New Delhi: The Delhi high court on Wednesday reserved its judgment in the Tata Sons-NTT Docomo dispute regarding enforcement of a $1.17 billion arbitral award in favour of the Japanese telco, which has been opposed by the Reserve Bank of India (RBI).
Both companies had reached a settlement concerning enforcement of the arbitration award and sought the court’s permission for transfer of funds under it.
RBI’s lawyer, C. Mukund told the court that mutual settlement between the companies permitting transfer of funds violated provisions of the Foreign Exchange Management Act (FEMA), 1999 and was against public policy.
This contention was, however, repeatedly questioned by Justice S. Muralidhar, who asked the regulator to point out reasons for the court to allow it to intervene in the matter.
“Can the court suo motu (on its own) allow such an intervention, considering you are not a party in the matter? Is it your contention that for every arbitral award where money is remitted outside India, RBI would have the right to intervene?” Justice Muralidhar asked RBI.
RBI’s intervention was opposed by both Tata and DoCoMo through their respective counsels.
Appearing for DoCoMo, lawyer Kapil Sibal told the court that RBI’s objection should be rejected as the regulator was challenging the pricing aspect and not the agreement between the companies.
“Any objection now or at a later stage is against the fundamental law of the country. It is a decree which should be enforced and cannot be objected to by the RBI,” Sibal added.
On Tuesday, the court had asked the banking regulator to submit any rule, regulation or circular by Wednesday to establish its stand on anything coming in the way of transferring money under the award.
The settlement terms, if approved by the court, will clear the way for the $1.17 billion already deposited by Tata Sons with the court to be paid to DoCoMo, and allow the Japanese company to transfer its shares in Tata Teleservices Ltd.
On 28 February, Tata and Docomo informed the court they had reached a settlement on the Tata DoCoMo issue. (http://bit.ly/2mHOBYn)Subsequently, RBI opposed the consent terms.
Not satisfied with the reasons for its objections, given that neither Tata Sons nor DoCoMo had objected to the arbitral award, the court had given RBI time to bring on record any rules or circulars which could impede the transaction.
In April 2014, NTT DoCoMo had decided to sell its entire 26.5% stake in Tata Teleservices and withdraw from mobile telephony in India.
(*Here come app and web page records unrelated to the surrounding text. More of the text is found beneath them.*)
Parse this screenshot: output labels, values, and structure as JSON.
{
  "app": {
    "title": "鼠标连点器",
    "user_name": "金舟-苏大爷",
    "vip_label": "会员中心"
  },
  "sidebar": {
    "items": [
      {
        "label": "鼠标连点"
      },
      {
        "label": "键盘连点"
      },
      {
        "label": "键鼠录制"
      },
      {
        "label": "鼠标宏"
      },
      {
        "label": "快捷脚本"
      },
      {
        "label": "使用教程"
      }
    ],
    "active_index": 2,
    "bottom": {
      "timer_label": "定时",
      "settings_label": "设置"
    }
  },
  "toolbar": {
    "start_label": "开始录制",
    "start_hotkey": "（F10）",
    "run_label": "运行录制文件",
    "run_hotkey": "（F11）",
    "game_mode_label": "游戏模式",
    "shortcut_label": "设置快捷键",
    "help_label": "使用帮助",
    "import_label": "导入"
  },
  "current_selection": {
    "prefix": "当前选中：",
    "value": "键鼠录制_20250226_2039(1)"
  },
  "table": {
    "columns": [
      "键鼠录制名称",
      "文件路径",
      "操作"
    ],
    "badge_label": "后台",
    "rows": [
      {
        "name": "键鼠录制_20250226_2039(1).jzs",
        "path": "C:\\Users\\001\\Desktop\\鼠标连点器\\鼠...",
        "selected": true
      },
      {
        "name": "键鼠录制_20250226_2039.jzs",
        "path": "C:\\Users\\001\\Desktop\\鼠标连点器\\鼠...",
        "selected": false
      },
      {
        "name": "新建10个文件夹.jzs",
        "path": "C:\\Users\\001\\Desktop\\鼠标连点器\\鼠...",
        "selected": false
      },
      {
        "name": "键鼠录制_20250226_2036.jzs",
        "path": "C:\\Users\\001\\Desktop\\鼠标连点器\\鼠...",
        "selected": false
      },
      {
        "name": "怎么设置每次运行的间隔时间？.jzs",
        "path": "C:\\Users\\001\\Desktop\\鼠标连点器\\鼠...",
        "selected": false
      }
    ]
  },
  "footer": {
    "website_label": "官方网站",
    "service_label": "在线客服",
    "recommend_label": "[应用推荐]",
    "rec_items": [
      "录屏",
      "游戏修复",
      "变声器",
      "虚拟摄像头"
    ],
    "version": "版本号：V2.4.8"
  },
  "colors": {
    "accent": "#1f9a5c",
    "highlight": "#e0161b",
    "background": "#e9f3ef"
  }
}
Under their original agreement between Tata and NTT Docomo, the latter had the right to request a buyer for its stake at a fair market price or 50% of its acquired price, amounting to Rs7,250 crore, whichever was higher.
In January 2015, NTT DoCoMo initiated arbitration proceedings against Tata Sons, claiming the latter had failed to fulfil its obligation.
A London tribunal in 2016 ordered the promoter of major Tata operating companies to pay $1.17 billion as compensation to NTT DoCoMo in June for breaching the agreement. Thereafter, DoCoMo filed an enforcement proceeding before the Delhi high court.